- over the liver (the lower right ribcage region)
- over places of severe inflammation or infection
- over the lower backs or abdomens of pregnant women
- during a fever
- in the vicinity of sensory organs or mucous membranes
- over areas of numbness, little feeling or poor circulation (unless with great caution and awareness since the person could burn easily).

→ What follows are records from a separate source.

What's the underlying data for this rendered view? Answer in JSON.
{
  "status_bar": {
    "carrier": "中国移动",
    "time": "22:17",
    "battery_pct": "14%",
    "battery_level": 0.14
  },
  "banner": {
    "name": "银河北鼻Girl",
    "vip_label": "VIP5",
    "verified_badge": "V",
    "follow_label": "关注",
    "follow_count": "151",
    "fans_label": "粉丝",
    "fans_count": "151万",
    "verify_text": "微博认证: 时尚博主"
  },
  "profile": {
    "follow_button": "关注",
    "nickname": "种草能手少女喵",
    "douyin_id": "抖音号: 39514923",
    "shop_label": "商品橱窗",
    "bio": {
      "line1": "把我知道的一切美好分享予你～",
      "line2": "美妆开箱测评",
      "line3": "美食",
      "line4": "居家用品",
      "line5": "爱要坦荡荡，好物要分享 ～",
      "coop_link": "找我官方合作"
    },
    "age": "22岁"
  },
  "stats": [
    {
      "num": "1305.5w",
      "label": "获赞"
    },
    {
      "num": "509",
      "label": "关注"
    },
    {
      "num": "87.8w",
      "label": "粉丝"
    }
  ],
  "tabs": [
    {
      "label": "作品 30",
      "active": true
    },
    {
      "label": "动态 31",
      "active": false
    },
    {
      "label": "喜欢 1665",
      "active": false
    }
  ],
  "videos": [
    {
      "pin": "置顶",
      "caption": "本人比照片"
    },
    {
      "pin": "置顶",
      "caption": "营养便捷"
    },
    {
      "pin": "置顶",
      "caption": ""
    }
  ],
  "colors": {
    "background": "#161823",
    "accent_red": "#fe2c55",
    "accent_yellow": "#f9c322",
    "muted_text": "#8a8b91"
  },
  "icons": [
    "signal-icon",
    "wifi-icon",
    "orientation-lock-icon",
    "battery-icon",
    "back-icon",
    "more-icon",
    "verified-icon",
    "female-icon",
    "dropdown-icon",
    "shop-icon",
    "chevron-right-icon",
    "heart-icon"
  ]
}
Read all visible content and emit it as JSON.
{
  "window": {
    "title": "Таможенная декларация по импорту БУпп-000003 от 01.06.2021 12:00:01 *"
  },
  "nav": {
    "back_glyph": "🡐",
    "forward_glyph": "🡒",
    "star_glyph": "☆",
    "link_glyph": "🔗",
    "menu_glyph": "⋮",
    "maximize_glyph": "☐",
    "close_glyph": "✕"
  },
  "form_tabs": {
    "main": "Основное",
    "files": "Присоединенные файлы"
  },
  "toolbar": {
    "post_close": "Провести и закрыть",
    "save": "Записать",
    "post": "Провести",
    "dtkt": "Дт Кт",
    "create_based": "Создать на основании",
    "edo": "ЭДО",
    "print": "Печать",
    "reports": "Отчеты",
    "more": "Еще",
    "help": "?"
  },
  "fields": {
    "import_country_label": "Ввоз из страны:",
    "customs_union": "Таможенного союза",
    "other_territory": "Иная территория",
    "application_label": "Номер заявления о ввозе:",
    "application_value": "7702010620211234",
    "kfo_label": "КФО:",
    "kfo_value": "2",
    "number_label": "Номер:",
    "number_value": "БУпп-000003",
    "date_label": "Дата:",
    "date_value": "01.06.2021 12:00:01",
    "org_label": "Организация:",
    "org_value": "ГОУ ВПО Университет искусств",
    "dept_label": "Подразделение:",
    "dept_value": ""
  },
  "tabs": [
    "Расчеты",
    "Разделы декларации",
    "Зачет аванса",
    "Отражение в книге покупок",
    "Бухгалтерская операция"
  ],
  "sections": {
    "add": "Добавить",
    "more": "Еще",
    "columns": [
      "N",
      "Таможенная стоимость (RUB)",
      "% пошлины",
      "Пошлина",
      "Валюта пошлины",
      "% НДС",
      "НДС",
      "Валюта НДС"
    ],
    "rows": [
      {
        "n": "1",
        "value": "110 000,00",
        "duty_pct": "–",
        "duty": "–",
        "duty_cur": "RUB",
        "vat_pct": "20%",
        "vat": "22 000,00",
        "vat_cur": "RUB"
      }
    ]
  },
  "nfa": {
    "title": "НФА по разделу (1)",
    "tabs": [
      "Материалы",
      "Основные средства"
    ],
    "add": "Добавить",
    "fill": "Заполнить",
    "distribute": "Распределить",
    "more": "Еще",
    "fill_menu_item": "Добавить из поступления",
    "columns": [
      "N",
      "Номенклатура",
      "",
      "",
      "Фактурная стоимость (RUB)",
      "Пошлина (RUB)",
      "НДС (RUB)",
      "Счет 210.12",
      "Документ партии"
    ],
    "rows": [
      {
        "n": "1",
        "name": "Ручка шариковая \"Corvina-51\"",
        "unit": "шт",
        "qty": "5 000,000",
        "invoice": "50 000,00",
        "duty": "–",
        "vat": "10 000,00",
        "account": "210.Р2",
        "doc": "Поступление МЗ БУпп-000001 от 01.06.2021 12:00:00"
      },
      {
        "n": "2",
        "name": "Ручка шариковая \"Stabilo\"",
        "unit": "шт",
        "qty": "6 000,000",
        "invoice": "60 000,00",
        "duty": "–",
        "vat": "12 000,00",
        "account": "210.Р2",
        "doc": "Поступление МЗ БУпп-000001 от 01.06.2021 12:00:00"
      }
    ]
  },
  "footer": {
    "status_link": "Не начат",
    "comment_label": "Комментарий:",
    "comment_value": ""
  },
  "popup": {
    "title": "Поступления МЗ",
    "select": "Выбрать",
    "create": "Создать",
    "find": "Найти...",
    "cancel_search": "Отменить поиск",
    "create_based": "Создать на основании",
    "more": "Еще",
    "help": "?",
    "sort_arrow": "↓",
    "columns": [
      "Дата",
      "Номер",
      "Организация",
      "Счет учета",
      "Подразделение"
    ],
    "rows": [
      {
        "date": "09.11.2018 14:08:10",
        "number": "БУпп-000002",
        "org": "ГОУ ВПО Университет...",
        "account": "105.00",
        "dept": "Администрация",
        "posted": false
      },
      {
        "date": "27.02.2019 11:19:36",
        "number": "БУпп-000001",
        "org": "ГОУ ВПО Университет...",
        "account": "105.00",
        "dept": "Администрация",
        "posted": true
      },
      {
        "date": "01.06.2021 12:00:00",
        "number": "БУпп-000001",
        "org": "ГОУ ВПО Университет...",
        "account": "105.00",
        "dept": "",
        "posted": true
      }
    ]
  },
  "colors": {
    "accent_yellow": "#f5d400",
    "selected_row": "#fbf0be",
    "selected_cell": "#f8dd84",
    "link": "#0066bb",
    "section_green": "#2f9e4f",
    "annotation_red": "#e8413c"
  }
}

Take care not to burn the skin. If a burn does occur, immediately apply an herbal salve or aloe vera gel to prevent blistering; if a blister does occur, dress to prevent infection. More uses for moxa Moxa ashes very effectively stop bleeding (put 1 tsp. in water and drink for internal bleeding, or apply topically for external – beware, this can tattoo the spot for several months). Moxa smoke beneficially treats sinus infections and blockages. Close one nostril and inhale the smoke into the open nostril. Alternate this process between both nostrils and continue for 3-5 minutes. Moxa on ginger: For internal coldness, cut up a root of fresh ginger and place the pieces along the spine. Cut moxa sticks into ½” thick slices and set on mesh screens in boxes or cans (about 1” above their bottoms) with holes punched in the box or can bases. Place these boxes or cans over the cut ginger along the entire spine and light the moxa. After, cover this entire assembly with towels. The penetrating moxa-ginger heat will warm the entire body. Alternatively, this process can be done over smaller areas such as the abdomen. Moxa boxes may be purchased or self-made. Make your own moxa Moxa sticks may be made at home by picking and drying mugwort (usually from 7 to 14 years – the older the better – although you may use it within a few months), grinding it into a fine powder, sifting and filtering this to remove coarse materials, and repeating this entire process until a fine, soft, wooly powder results. Tightly roll this resulting “wool” in tissue paper to form a foot-long ‘cigar’. A regular stick is about 1” in diameter whereas thunder moxa is about 3” thick. Other: If moxibustion is not available and heat is needed, a hot water bottle, hair dryer, heated stones, or bags of sand or salt heated in an oven or on a wood stove are useful alternatives, although they can’t be used on inflamed areas like moxa can.